2. An excellent team matters: Luckily, I have an amazing team who teaches me every, single day. Take the time to learn about those around you, learn how you can grow from them and how you can help them grow in return, you never know where a small gesture will take you.

3. Slow and steady wins: It’s not always about big numbers, big clients, or being the boss, sometimes just sitting back and taking your time is all that you need to move forward.

4. Be generous: You never know when going the 2nd mile will make the world of difference. Go the extra mile on to touch up that powerpoint document, or put the extra thought into the brainstorm and don’t forget about the people who need your help along the way.

5. A higher calling matters: Take the steps to ask the way, to find where you want to be, because that’s how you will get through the tough days.

Finding why you have made it to where you are and where you see yourself going in the future is no easy task. It’s not a sudden realization but a series of baby steps, and I hope I can continue to apply some of these types of leadership to my own professional journey and live that way everyday.

Chick-fil-A’s Approach to a Multifaceted Campaign

23rd March 2011

Yesterday I had the opportunity to speak on a panel for AiMA’s monthly social SIG luncheon about one of our clients at Engauge, Chick-fil-A, and their recent Spicy Chicken Biscuit launch. Rather than speak directly about a social media case study, our team decided it would be interesting to present how Engauge, along with our agency partners at Chick-fil-A, BrightWave Marketing and Foundry approached the campaign from social media, email marketing and website design respectively.

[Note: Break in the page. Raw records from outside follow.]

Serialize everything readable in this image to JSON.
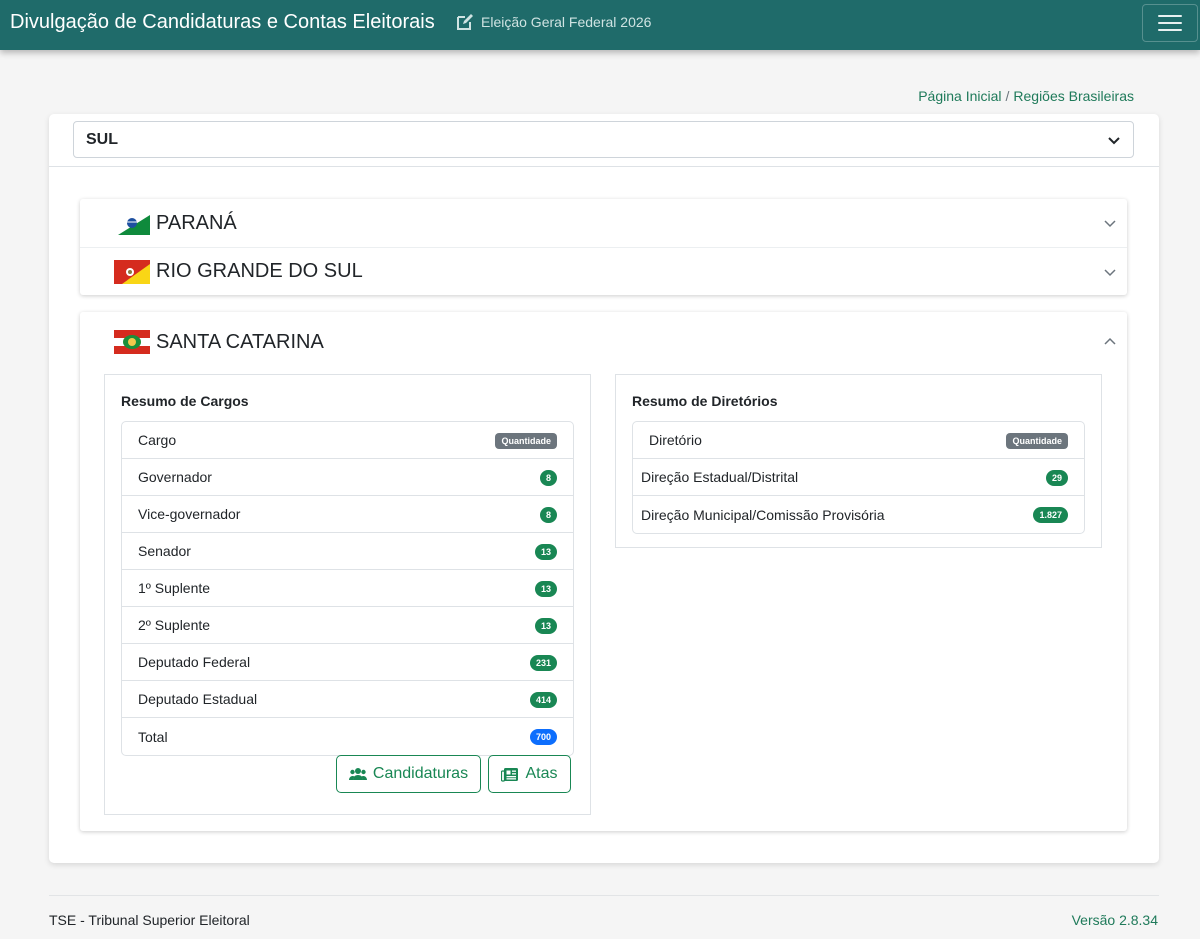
{
  "header": {
    "title": "Divulgação de Candidaturas e Contas Eleitorais",
    "election": "Eleição Geral Federal 2026"
  },
  "breadcrumb": {
    "home": "Página Inicial",
    "current": "Regiões Brasileiras"
  },
  "region_select": {
    "value": "SUL"
  },
  "states": [
    {
      "name": "PARANÁ",
      "expanded": false
    },
    {
      "name": "RIO GRANDE DO SUL",
      "expanded": false
    },
    {
      "name": "SANTA CATARINA",
      "expanded": true
    }
  ],
  "cargos": {
    "title": "Resumo de Cargos",
    "header_label": "Cargo",
    "header_badge": "Quantidade",
    "rows": [
      {
        "label": "Governador",
        "count": "8"
      },
      {
        "label": "Vice-governador",
        "count": "8"
      },
      {
        "label": "Senador",
        "count": "13"
      },
      {
        "label": "1º Suplente",
        "count": "13"
      },
      {
        "label": "2º Suplente",
        "count": "13"
      },
      {
        "label": "Deputado Federal",
        "count": "231"
      },
      {
        "label": "Deputado Estadual",
        "count": "414"
      },
      {
        "label": "Total",
        "count": "700"
      }
    ]
  },
  "diretorios": {
    "title": "Resumo de Diretórios",
    "header_label": "Diretório",
    "header_badge": "Quantidade",
    "rows": [
      {
        "label": "Direção Estadual/Distrital",
        "count": "29"
      },
      {
        "label": "Direção Municipal/Comissão Provisória",
        "count": "1.827"
      }
    ]
  },
  "buttons": {
    "candidaturas": "Candidaturas",
    "atas": "Atas"
  },
  "footer": {
    "left": "TSE - Tribunal Superior Eleitoral",
    "right": "Versão 2.8.34"
  },
  "colors": {
    "topbar": "#1f6b6a",
    "accent": "#198754",
    "total_badge": "#0d6efd"
  }
}
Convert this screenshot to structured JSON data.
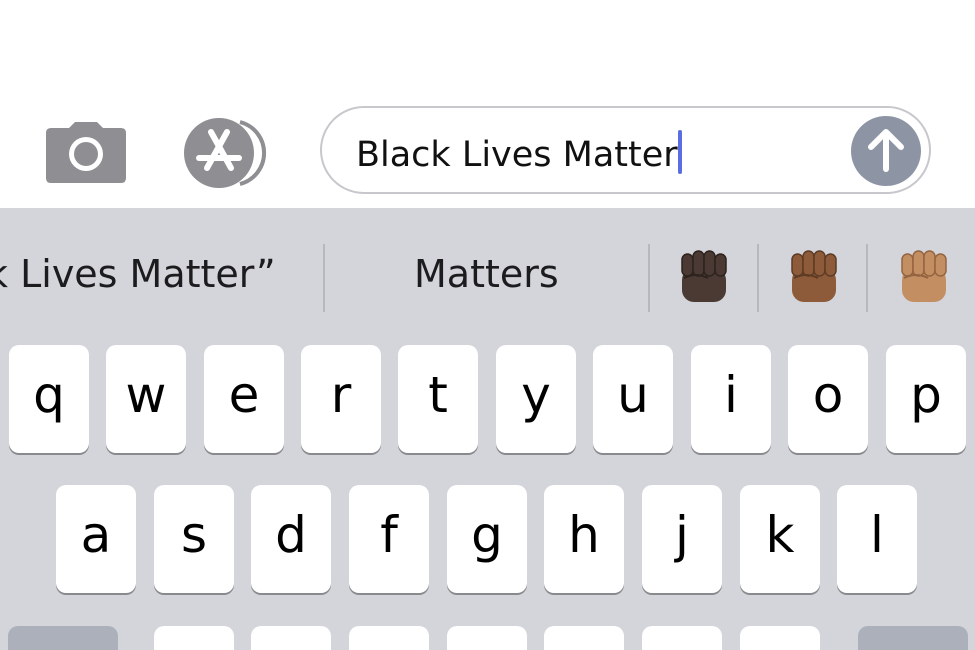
{
  "compose": {
    "message_text": "Black Lives Matter",
    "icons": {
      "camera": "camera-icon",
      "apps": "app-store-icon",
      "send": "arrow-up-icon"
    },
    "colors": {
      "cursor": "#5b6ee1",
      "send_button": "#8d95a4",
      "icon_gray": "#8e8e93"
    }
  },
  "suggestions": {
    "quoted": "k Lives Matter”",
    "word": "Matters",
    "emoji": [
      {
        "name": "raised-fist-dark-skin-tone-icon",
        "color": "#4a3a33"
      },
      {
        "name": "raised-fist-medium-dark-skin-tone-icon",
        "color": "#8d5b3a"
      },
      {
        "name": "raised-fist-medium-skin-tone-icon",
        "color": "#c48e63"
      }
    ]
  },
  "keyboard": {
    "row1": [
      "q",
      "w",
      "e",
      "r",
      "t",
      "y",
      "u",
      "i",
      "o",
      "p"
    ],
    "row2": [
      "a",
      "s",
      "d",
      "f",
      "g",
      "h",
      "j",
      "k",
      "l"
    ],
    "colors": {
      "background": "#d3d5db",
      "key": "#ffffff",
      "key_dark": "#abb0ba"
    }
  }
}
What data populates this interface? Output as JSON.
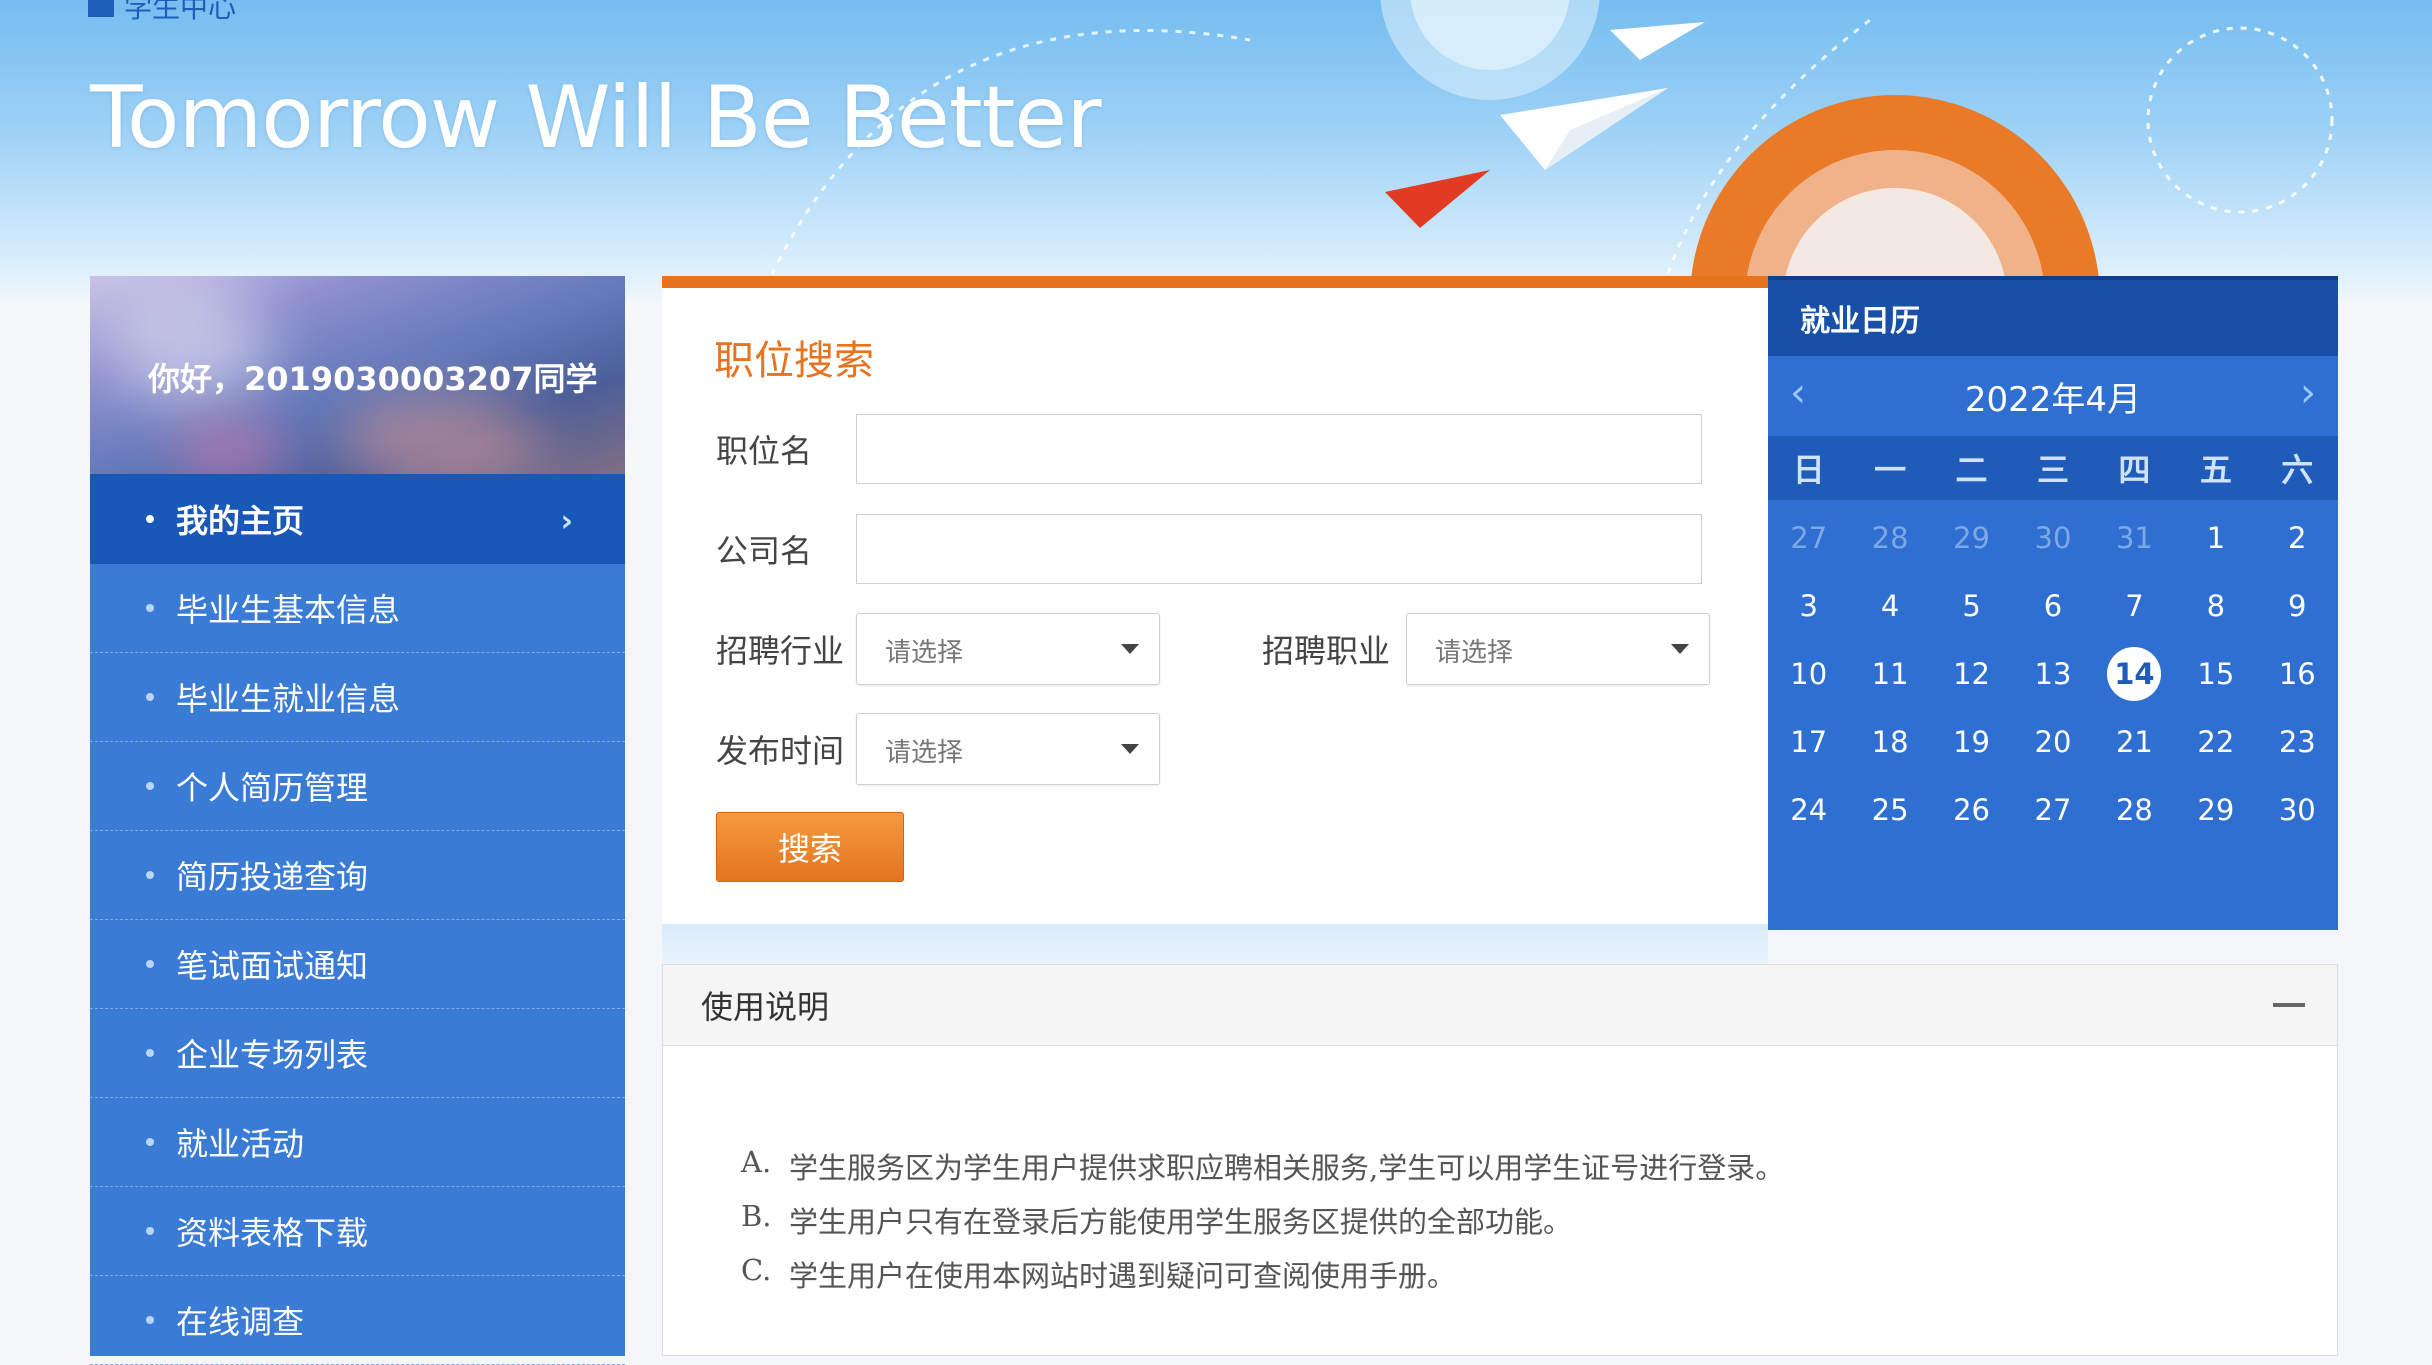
{
  "header": {
    "top_label": "学生中心",
    "slogan": "Tomorrow Will Be Better"
  },
  "sidebar": {
    "greeting": "你好，2019030003207同学",
    "items": [
      {
        "label": "我的主页",
        "active": true
      },
      {
        "label": "毕业生基本信息"
      },
      {
        "label": "毕业生就业信息"
      },
      {
        "label": "个人简历管理"
      },
      {
        "label": "简历投递查询"
      },
      {
        "label": "笔试面试通知"
      },
      {
        "label": "企业专场列表"
      },
      {
        "label": "就业活动"
      },
      {
        "label": "资料表格下载"
      },
      {
        "label": "在线调查"
      }
    ]
  },
  "search": {
    "title": "职位搜索",
    "job_name_label": "职位名",
    "job_name_value": "",
    "company_label": "公司名",
    "company_value": "",
    "industry_label": "招聘行业",
    "industry_value": "请选择",
    "occupation_label": "招聘职业",
    "occupation_value": "请选择",
    "time_label": "发布时间",
    "time_value": "请选择",
    "button_label": "搜索"
  },
  "calendar": {
    "title": "就业日历",
    "month": "2022年4月",
    "prev": "‹",
    "next": "›",
    "weekdays": [
      "日",
      "一",
      "二",
      "三",
      "四",
      "五",
      "六"
    ],
    "days": [
      {
        "d": "27",
        "other": true
      },
      {
        "d": "28",
        "other": true
      },
      {
        "d": "29",
        "other": true
      },
      {
        "d": "30",
        "other": true
      },
      {
        "d": "31",
        "other": true
      },
      {
        "d": "1"
      },
      {
        "d": "2"
      },
      {
        "d": "3"
      },
      {
        "d": "4"
      },
      {
        "d": "5"
      },
      {
        "d": "6"
      },
      {
        "d": "7"
      },
      {
        "d": "8"
      },
      {
        "d": "9"
      },
      {
        "d": "10"
      },
      {
        "d": "11"
      },
      {
        "d": "12"
      },
      {
        "d": "13"
      },
      {
        "d": "14",
        "today": true
      },
      {
        "d": "15"
      },
      {
        "d": "16"
      },
      {
        "d": "17"
      },
      {
        "d": "18"
      },
      {
        "d": "19"
      },
      {
        "d": "20"
      },
      {
        "d": "21"
      },
      {
        "d": "22"
      },
      {
        "d": "23"
      },
      {
        "d": "24"
      },
      {
        "d": "25"
      },
      {
        "d": "26"
      },
      {
        "d": "27"
      },
      {
        "d": "28"
      },
      {
        "d": "29"
      },
      {
        "d": "30"
      }
    ]
  },
  "instructions": {
    "title": "使用说明",
    "collapse_icon": "minus-icon",
    "items": [
      {
        "marker": "A.",
        "text": "学生服务区为学生用户提供求职应聘相关服务,学生可以用学生证号进行登录。"
      },
      {
        "marker": "B.",
        "text": "学生用户只有在登录后方能使用学生服务区提供的全部功能。"
      },
      {
        "marker": "C.",
        "text": "学生用户在使用本网站时遇到疑问可查阅使用手册。"
      }
    ]
  },
  "colors": {
    "accent_orange": "#e8731e",
    "sidebar_blue": "#3a7bd5",
    "sidebar_active": "#1a58b8",
    "calendar_blue": "#2e6fd1"
  }
}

When tackling the prospect of a campaign or in this case a product launch, it’s important to take a holistic view of the goals, objectives and desired outcomes, rather than just see the project through our eyes as the social component.

The success of this particular product for Chick-fil-A did not lie in awareness across many mediums, but cohesive engagement throughout many mediums.

As an agency partner it can sometimes be difficult to separate your work from another’s, but integrating aspects of social across channels is crucial to campaign success.  For example, a call to action to participate in a poll on Facebook within an email gave our fans a reason to react and a directive to react to, not just multiple visuals to consume from each medium.

As marketers continue to build multiple communities across the web, it’s important to not only think about the success of an individual channel, but also how each channel can build upon and create an unforgettable experience for each and every subscriber, fan and future customer as well.

Disclaimer: I serve as the social strategist on the Chick-fil-A account at Engauge and helped to develop and execute this particular campaign. However, it is also true that I love the Spicy Chicken Biscuit just as much as the next raving fan, even when I’m away from my desk.